After our last outing to Saint Quentin, I’ve been thinking about traveling and what makes a place sing to you. I was talking with my neighbor Julie about this and she told me that when she and Pat lived in Hungary they spent every weekend at first going to different towns. One day Pat said, let me guess what we’re going to see. There will be a square, a church, and a market; we’ll eat Hungarian food and drink some Hungarian wine. After that, they cut way back on outings. As foreigners it’s easy to get excited by places that don’t look like home, that have a foreign-ness. And then when the sameness kicks in, you might as well stay home.

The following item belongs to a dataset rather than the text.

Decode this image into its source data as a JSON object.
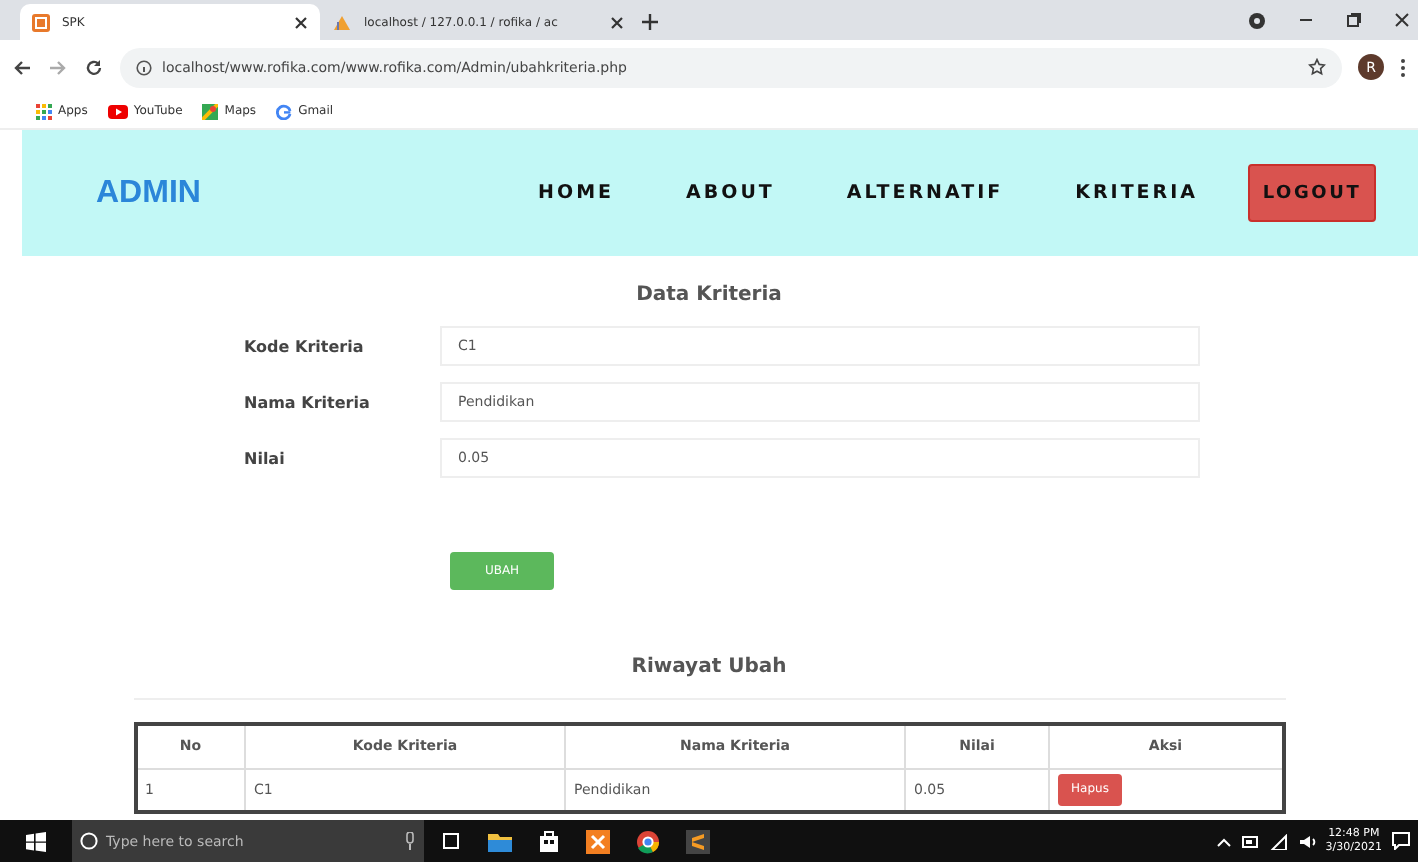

Saint Quentin was lovely, don’t get me wrong, but I thought we should try upping our game.
We once traveled through the south of France via car with a Michelin atlas. If you only know about Michelin’s restaurant ratings, you should also know that Michelin rates places too, from one to three stars. One is classified as interesting, two is worth a detour, three is worth building your trip around. Saint Quentin is a not too shabby one star town. Unlike restaurants, where I feel anything above one star would be wasted on my taste buds, I can definitely tell the difference between a one and three star town. So we got a new Michelin atlas, drew a circle around Paris at an hour or two distance and started looking for likely three star candidates. Anything that was just a chateau was out (gold leaf makes me gag) as was anything accessible only by car. Which is how we ended up for an overnight in Troyes. Troyes is in the champagne region, and the old town itself is said to be in the shape of a champagne cork. Troyes may have been originally a Celtic settlement, it was definitely a Roman town. Its heyday was during the medieval era when it was a major fair town, and it is from that history of trading with foreigners and the need to standardize measures that gave us the troy weight. The town was destroyed by fire in 1524 and rebuilt in one fell swoop, which means the center of town is now remarkably uniform. We were there to see the some of the 450 remaining 16th century timbered houses.
The whole place is cattywampus. Houses were taxed based on the square footage of the ground floor. As no one in history has ever liked to pay taxes, the fine people of Troyes used corbels to increase the square footage of the upper floors. Which lead to streets like the Ruelle des Chats, so called because the upper floors touched their neighbors and the cats could easily come and go. Which probably wasn’t the brightest idea in a town that had recently been leveled by a fire, but hey, taxes.
I was particularly taken by the many beam ornaments
Troyes also has hell of a lot of churches. 10 in just the old town. You can’t spit without hitting one.
And they have excellent put-the-fear-of-god in you howling human gargoyles
The church of St. Madeleine has one of the few remaining choir screens in France and it’s a spectacular one.
I have a theory that the people of places like Troyes, with its density of churches that are often built on pagan sites, didn’t think of their local church as we would a parish church, that is one size fits all. I think they would have shopped around for their beseeching needs, going to the shrine of the appropriate saint/renamed pagan god on a case-by-case basis. I have nothing to back this up, that won’t stop me from making it my firm conviction.
Lest I get too philosophical on you, let me leave you with some rude architecture.